Dr Mario: Neurologist

Posted by Steven Collier on Sep. 18th, 2015

Playing Mario makes your brain bigger. I'm not kidding. New research is proving what we already knew when we were ten: despite what mom and dad said, video games aren't bad for you. In fact, the exact opposite seems to be the case.

Recently a group of German researchers (Kühn et al, 2014) gathered 48 people who had never played Super Mario 64 once in their lives. Of this group, 25 people were asked to abstain from playing any video games for a period of two months. Meanwhile, the other 23 people were required to play Super Mario 64 for at least 30 minutes every day over the same period of time. Additionally, all participants in the study received two MRI brain scans. One before the experiment began, and one after. The results were nothing short of astounding.

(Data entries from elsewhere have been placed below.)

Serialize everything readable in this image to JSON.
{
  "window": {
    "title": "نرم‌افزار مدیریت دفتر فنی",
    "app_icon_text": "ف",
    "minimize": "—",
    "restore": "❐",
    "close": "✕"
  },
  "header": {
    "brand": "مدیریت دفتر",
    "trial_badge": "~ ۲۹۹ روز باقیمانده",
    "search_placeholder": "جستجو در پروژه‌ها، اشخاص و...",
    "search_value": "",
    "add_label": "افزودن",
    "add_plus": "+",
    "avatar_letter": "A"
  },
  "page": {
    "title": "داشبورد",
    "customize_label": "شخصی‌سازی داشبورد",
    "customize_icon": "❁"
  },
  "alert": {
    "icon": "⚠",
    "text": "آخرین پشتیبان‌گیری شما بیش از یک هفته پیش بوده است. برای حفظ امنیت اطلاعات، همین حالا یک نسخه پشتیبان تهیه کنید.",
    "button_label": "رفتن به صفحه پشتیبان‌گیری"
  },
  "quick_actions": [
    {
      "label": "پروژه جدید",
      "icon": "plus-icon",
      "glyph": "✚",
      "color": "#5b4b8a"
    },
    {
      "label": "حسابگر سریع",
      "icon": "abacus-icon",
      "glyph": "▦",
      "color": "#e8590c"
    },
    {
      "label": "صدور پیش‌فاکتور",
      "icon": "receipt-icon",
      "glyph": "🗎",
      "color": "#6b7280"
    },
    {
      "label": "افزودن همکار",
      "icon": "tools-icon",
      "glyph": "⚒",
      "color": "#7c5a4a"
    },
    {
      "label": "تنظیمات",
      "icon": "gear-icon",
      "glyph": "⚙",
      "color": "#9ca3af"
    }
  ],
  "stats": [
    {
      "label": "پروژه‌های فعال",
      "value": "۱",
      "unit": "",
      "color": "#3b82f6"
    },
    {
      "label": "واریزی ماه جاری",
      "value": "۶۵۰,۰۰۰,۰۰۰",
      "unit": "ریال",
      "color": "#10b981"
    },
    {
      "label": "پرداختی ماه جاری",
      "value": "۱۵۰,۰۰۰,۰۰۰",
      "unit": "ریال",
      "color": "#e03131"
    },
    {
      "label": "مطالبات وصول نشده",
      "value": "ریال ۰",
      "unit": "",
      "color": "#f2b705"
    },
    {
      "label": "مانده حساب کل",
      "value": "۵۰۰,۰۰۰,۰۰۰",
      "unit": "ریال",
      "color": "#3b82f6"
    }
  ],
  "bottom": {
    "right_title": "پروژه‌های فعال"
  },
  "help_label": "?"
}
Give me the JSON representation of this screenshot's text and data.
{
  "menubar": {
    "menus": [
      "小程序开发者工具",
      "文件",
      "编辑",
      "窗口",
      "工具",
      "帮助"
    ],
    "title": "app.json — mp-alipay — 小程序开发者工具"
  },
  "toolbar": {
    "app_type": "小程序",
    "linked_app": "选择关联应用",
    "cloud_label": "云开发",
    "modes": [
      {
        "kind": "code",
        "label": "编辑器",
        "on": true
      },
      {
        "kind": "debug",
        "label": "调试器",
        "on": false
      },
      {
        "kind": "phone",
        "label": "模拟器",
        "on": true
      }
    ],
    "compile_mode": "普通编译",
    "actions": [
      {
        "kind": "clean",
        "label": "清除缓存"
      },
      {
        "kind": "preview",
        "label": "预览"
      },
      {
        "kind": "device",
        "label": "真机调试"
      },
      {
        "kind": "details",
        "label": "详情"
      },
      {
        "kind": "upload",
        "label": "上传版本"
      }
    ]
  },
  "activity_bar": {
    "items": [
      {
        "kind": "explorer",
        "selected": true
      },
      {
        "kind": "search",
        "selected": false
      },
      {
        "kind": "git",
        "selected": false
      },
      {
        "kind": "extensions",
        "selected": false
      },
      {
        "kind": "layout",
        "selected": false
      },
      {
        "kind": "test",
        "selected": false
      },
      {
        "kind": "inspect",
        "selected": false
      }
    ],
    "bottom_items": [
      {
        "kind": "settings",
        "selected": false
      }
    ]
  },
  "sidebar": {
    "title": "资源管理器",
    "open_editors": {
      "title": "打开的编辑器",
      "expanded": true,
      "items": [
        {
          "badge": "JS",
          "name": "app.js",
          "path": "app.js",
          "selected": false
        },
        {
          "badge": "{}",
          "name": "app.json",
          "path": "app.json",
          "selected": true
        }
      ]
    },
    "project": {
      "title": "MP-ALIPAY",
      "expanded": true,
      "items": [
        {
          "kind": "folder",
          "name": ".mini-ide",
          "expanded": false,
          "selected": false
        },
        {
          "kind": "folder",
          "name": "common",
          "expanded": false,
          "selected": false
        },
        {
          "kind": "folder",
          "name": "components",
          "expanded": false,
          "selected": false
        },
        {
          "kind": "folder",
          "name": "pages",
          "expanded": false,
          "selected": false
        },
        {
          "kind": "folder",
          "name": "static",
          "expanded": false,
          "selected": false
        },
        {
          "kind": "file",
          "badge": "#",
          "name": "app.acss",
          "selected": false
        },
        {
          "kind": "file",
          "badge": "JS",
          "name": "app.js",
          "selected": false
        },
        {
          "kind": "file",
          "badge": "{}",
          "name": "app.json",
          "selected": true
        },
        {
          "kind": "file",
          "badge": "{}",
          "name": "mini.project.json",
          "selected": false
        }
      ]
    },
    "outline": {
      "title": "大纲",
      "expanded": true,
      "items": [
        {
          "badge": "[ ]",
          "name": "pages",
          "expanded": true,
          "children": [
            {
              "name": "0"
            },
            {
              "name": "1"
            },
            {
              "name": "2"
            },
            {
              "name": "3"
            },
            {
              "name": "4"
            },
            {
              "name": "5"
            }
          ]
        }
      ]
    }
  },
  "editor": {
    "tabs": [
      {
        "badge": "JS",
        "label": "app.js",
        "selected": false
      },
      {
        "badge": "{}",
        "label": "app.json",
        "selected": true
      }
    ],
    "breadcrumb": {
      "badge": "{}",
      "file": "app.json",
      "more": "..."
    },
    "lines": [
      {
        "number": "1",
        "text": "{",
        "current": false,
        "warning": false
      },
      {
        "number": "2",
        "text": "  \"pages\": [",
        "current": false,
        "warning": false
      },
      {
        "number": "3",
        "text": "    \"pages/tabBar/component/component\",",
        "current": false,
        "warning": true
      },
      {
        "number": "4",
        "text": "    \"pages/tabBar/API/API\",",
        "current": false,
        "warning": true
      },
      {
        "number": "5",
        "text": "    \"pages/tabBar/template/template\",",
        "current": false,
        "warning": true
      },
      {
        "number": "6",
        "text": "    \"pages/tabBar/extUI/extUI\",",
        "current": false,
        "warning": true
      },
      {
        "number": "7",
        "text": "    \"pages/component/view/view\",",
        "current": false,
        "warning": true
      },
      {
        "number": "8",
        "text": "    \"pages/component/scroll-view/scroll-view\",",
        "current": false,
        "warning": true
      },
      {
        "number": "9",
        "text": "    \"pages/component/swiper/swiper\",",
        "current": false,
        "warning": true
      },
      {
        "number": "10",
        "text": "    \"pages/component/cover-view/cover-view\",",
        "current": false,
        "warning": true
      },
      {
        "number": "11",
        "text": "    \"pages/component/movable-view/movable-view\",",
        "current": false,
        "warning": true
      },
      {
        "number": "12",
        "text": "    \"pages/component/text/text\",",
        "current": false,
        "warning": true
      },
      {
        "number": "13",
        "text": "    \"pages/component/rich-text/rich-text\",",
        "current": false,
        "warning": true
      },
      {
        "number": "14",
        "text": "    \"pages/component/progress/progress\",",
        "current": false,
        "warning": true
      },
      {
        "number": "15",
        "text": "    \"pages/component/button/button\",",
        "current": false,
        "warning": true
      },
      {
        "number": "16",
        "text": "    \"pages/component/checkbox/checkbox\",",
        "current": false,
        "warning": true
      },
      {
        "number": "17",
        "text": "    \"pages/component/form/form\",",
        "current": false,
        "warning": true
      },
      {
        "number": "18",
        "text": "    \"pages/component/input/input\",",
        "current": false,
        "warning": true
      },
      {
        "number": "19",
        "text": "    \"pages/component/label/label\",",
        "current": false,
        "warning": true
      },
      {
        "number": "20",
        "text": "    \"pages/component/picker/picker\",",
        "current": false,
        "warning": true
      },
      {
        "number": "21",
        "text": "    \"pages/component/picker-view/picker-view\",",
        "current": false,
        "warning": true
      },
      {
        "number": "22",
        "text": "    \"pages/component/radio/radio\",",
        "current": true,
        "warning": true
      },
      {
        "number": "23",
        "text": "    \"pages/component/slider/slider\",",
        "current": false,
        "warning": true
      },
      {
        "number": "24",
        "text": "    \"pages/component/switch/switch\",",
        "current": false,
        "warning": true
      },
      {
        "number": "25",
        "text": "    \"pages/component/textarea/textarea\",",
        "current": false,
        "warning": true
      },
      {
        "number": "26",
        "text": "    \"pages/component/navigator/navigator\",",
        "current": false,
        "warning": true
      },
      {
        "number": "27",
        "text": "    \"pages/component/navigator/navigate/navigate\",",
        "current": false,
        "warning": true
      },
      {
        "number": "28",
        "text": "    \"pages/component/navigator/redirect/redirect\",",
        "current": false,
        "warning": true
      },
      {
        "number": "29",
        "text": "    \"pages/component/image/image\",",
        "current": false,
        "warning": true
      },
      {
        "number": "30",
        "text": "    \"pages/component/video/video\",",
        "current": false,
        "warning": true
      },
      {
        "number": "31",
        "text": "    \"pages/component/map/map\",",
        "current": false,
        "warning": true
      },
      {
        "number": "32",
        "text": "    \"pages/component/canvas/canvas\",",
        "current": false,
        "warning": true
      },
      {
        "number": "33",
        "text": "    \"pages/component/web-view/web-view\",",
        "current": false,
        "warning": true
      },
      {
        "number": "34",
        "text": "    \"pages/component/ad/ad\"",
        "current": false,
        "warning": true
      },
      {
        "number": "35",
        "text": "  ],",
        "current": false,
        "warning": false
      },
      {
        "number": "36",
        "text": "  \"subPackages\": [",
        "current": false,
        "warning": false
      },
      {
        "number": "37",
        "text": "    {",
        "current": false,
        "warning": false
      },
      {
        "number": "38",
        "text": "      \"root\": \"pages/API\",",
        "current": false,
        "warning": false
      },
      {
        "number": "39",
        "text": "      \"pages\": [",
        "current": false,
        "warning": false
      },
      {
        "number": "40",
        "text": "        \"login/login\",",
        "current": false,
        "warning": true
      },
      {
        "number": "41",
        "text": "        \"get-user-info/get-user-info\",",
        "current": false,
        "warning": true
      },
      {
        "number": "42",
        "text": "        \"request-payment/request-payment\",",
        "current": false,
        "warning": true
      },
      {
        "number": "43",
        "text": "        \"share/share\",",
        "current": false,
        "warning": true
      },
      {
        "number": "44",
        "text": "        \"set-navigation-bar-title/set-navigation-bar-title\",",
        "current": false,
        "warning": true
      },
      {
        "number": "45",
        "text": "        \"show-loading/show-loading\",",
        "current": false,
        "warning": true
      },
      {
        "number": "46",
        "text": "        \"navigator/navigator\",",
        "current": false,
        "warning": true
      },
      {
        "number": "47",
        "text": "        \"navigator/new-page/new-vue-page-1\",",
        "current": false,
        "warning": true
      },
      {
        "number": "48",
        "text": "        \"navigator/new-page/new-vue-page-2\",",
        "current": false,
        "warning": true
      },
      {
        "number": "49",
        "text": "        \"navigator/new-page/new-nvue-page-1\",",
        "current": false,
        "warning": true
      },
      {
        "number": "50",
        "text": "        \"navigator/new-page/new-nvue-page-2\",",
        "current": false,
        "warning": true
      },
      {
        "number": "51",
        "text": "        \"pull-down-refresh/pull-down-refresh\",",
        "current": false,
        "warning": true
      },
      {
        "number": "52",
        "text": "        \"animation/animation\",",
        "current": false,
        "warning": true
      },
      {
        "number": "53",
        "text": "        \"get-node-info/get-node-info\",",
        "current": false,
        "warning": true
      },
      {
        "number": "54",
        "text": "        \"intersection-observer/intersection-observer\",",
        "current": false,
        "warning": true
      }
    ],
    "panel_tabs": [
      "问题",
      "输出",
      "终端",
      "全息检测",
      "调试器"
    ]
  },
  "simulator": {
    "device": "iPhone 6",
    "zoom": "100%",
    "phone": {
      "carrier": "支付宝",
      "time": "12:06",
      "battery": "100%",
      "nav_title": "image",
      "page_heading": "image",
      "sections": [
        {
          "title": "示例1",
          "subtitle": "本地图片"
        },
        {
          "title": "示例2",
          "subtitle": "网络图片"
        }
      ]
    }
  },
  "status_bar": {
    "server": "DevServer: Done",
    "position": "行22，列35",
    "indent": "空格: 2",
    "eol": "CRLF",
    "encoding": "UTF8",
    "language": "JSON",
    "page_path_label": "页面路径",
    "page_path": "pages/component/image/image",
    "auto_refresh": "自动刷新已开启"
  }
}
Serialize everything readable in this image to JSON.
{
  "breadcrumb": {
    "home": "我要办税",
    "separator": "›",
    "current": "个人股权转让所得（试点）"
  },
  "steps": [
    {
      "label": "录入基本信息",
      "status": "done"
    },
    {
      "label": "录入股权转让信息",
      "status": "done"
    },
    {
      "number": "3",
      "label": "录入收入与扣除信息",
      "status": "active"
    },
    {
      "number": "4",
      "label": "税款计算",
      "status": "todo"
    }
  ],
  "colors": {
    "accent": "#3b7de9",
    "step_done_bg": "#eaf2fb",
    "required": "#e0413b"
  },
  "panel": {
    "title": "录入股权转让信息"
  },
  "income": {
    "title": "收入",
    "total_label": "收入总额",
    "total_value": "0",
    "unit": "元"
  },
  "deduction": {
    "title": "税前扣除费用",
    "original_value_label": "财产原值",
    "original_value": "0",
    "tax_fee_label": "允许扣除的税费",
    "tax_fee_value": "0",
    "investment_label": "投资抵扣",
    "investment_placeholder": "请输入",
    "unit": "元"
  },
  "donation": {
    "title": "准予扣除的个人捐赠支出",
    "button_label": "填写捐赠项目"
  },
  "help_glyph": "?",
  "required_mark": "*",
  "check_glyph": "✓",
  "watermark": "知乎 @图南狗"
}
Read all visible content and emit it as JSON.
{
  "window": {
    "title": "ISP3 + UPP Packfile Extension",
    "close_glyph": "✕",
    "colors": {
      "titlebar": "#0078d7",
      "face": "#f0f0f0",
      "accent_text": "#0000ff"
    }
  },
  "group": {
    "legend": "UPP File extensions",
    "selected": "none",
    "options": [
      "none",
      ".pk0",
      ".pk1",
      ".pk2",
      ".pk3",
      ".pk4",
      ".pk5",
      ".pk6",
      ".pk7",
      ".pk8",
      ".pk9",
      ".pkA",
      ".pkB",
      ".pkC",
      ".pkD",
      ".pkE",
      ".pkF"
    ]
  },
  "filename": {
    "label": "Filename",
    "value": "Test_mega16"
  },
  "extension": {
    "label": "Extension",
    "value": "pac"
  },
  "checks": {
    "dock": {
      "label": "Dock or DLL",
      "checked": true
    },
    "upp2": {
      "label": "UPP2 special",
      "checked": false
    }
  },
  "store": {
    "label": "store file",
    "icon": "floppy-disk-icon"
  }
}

The group who played Super Mario 64 actually saw substantial physical growth in three areas of their brains: the Right Hippocampus, the Cerebellum, and the Right Dorsolateral Prefrontal Cortex. These are the parts of the brain that manage spatial orientation, visual-motor skills, and adaptive thinking respectively.

In other words, playing a platformer game about an Italian plumber increased users abilities to navigate, react, and problem solve. Other possible benefits might include alleviating mental disorders like depression, which have long been connected with people who possess small Right Dorsolateral Prefrontal Cortexes.

If all that seemed a little wordy, let me break it down for you: playing games like Super Mario 64, is not only good for your mental health, it can make you happier, more decisive, and better able to think outside the box.
And here all you thought all you got out of that game was a cake...

If that doesn't make you feel better about how you spent your childhood, then I don't know what will. But then, what do I know? How many of you can think of times when video games clearly helped you to better navigate the world around you? How many of you learned everything you ever really needed to know by playing your NES? I'd love to to start our own informal study, starting with your feedback. So please, feel free to leave us a comment.


comments powered by Disqus